Byju’s declined to comment. Typically, TLBs have most of the repayment due on the maturity date — so that institutional investors can maximise long-term gains.
Bloomberg reported that lenders can now sell the TLB securities of the firm as the restraint that came as part ofthe negotiations has been lifted. The TLB was raised in 2021, with an aim to utilise the raised funds to drive growth and expansion in its global operations. The loan is due in 2026. Byju’s had earlier said it has fulfilled all its contractual payment obligations as agreed upon in the TLB and has not missed a single paymentthereunder. The transfers, the firm had said were in full compliance of and did not contravene any terms of the parties’ credit agreement and agreed upon rights and responsibilities.
Byju’s, which had come under heavy market scrutiny for a significant delay in filing its FY21 results, had been engaging in long negotia-tions with its creditors over loan restructuring and had even offered to increase the interest rate on the loan.
The startup, which has of late faced a series of valuation markdowns by its investors recently, managed to raise $250 million in debt funding from US-based investment firm Davidson Kempner. The funding is part of a larger $1-billion investment round that the firm is in the process of closing.

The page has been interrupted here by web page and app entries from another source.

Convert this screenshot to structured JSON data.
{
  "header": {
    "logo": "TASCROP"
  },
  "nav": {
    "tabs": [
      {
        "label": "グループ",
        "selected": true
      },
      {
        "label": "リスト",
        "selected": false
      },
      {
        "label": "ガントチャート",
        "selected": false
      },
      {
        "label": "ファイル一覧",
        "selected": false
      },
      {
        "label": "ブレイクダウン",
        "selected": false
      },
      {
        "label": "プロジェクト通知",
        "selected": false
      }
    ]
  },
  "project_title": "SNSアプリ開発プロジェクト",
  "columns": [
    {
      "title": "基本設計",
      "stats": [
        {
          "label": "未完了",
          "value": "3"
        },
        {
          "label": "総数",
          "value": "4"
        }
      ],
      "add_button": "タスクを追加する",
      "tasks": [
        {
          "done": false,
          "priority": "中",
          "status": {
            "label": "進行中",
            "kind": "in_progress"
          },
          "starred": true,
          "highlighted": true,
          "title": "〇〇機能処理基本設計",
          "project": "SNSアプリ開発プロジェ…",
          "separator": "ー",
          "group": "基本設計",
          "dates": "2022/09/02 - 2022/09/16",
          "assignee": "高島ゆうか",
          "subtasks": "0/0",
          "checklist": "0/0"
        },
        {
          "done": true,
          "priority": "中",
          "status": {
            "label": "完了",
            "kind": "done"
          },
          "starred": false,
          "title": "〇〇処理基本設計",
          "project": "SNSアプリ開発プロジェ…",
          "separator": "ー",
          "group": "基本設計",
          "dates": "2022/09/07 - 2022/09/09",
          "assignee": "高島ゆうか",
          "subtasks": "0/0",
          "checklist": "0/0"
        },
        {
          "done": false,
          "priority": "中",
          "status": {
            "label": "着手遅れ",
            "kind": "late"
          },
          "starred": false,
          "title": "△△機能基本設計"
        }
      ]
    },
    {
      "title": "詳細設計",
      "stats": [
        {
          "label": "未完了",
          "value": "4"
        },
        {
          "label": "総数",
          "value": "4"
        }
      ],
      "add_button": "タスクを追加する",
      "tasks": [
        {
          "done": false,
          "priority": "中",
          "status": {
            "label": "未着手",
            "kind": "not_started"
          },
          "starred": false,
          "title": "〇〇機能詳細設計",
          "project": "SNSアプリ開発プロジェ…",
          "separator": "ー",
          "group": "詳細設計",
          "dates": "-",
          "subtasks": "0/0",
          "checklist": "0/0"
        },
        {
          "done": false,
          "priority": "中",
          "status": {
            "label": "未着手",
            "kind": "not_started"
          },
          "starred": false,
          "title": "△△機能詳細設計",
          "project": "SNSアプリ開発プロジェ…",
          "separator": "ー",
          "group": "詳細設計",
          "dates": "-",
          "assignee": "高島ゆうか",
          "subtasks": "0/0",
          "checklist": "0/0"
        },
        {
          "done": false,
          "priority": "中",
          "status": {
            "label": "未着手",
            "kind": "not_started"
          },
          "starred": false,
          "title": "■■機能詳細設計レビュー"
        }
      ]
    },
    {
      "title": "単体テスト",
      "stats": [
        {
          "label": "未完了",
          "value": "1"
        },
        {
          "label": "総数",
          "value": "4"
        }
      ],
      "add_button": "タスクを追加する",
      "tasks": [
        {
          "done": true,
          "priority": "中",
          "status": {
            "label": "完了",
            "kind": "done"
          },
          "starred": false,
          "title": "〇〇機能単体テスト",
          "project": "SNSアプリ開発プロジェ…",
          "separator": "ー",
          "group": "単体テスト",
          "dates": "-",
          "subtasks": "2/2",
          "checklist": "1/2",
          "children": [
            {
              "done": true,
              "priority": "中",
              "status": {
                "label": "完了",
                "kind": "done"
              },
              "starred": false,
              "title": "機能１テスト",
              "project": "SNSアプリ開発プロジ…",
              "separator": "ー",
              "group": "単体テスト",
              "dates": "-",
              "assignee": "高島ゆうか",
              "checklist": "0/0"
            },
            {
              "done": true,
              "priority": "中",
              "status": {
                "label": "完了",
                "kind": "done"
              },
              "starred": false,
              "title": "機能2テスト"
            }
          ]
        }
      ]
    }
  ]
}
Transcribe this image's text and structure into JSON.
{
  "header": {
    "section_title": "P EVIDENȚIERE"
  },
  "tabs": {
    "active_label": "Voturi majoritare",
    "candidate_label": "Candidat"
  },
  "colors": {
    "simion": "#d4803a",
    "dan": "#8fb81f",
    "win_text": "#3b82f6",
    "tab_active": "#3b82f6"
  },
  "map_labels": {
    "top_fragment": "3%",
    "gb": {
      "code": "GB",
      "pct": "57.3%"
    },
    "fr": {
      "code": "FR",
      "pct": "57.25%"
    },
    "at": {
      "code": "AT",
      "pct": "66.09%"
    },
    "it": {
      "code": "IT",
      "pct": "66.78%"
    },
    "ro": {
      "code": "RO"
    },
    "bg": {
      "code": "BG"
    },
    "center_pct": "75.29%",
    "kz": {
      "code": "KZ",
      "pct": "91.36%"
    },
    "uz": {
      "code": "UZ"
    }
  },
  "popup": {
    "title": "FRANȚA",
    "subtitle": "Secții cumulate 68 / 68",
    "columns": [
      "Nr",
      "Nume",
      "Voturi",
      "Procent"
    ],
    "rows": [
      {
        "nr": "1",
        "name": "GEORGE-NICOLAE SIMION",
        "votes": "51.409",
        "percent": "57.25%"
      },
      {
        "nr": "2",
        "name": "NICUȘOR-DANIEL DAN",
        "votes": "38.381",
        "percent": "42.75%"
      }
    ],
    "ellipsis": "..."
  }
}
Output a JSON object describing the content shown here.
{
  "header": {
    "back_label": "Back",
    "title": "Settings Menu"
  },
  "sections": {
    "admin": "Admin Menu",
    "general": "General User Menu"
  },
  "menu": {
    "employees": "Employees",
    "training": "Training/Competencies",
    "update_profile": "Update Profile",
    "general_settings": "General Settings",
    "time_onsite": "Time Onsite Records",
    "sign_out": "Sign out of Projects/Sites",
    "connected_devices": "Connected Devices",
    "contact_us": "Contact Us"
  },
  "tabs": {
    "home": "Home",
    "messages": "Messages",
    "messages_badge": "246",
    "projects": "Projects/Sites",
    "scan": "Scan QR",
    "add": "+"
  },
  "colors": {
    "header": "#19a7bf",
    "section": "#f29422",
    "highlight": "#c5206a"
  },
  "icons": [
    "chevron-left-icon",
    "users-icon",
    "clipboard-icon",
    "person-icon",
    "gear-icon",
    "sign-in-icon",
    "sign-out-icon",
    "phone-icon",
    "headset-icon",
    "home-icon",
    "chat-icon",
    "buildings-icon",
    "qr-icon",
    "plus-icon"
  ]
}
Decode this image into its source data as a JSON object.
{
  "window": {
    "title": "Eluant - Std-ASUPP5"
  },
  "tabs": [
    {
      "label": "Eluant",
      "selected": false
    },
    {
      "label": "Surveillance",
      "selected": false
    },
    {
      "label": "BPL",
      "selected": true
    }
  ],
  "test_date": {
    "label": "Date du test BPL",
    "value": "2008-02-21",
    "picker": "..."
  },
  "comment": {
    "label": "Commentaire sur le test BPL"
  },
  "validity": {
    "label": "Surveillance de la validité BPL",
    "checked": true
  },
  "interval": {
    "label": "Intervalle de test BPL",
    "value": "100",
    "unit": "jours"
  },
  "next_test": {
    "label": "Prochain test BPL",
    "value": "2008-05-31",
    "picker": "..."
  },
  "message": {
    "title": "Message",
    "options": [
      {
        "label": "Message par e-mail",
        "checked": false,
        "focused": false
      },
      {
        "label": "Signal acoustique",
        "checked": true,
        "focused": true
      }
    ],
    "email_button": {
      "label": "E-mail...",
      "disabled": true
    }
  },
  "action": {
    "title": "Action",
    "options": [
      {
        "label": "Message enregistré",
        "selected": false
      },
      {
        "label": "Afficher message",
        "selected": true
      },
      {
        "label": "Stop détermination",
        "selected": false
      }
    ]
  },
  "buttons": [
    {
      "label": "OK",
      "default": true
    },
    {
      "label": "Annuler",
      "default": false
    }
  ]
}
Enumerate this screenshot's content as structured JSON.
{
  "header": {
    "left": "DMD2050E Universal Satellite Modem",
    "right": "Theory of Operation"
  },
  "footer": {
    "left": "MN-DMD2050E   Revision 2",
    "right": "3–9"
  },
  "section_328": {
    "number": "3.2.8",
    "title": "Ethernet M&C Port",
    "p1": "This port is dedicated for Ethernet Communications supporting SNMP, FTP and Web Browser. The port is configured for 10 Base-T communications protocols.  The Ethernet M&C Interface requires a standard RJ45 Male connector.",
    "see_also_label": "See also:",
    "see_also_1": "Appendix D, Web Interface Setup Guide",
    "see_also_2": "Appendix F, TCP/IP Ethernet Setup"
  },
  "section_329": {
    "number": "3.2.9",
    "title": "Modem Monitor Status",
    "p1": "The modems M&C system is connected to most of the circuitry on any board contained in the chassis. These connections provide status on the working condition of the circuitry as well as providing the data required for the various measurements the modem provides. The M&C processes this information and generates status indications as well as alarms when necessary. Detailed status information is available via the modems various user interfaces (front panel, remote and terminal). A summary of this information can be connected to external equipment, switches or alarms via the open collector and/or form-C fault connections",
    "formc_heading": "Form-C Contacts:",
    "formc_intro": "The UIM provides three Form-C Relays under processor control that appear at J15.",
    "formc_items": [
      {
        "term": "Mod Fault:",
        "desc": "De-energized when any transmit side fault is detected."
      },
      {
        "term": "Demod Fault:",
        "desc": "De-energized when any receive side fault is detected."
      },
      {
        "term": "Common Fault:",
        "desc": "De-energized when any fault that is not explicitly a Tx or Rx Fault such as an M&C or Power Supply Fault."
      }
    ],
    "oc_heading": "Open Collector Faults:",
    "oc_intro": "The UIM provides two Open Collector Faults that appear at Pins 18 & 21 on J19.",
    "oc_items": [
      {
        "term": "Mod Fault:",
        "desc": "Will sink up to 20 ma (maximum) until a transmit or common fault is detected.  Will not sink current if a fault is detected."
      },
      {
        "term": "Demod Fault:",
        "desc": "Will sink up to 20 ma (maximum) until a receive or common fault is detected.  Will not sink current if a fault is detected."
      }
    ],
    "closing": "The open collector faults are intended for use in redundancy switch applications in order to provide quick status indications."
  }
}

Counted as India’s most valued privately held startup with a valuation of $22 billion, Byju’s in late April had come under the scanner of the ED, which conducted search and seizure actions in three of its Bengaluru premises under the provision of Foreign Exchange Management Act (FEMA).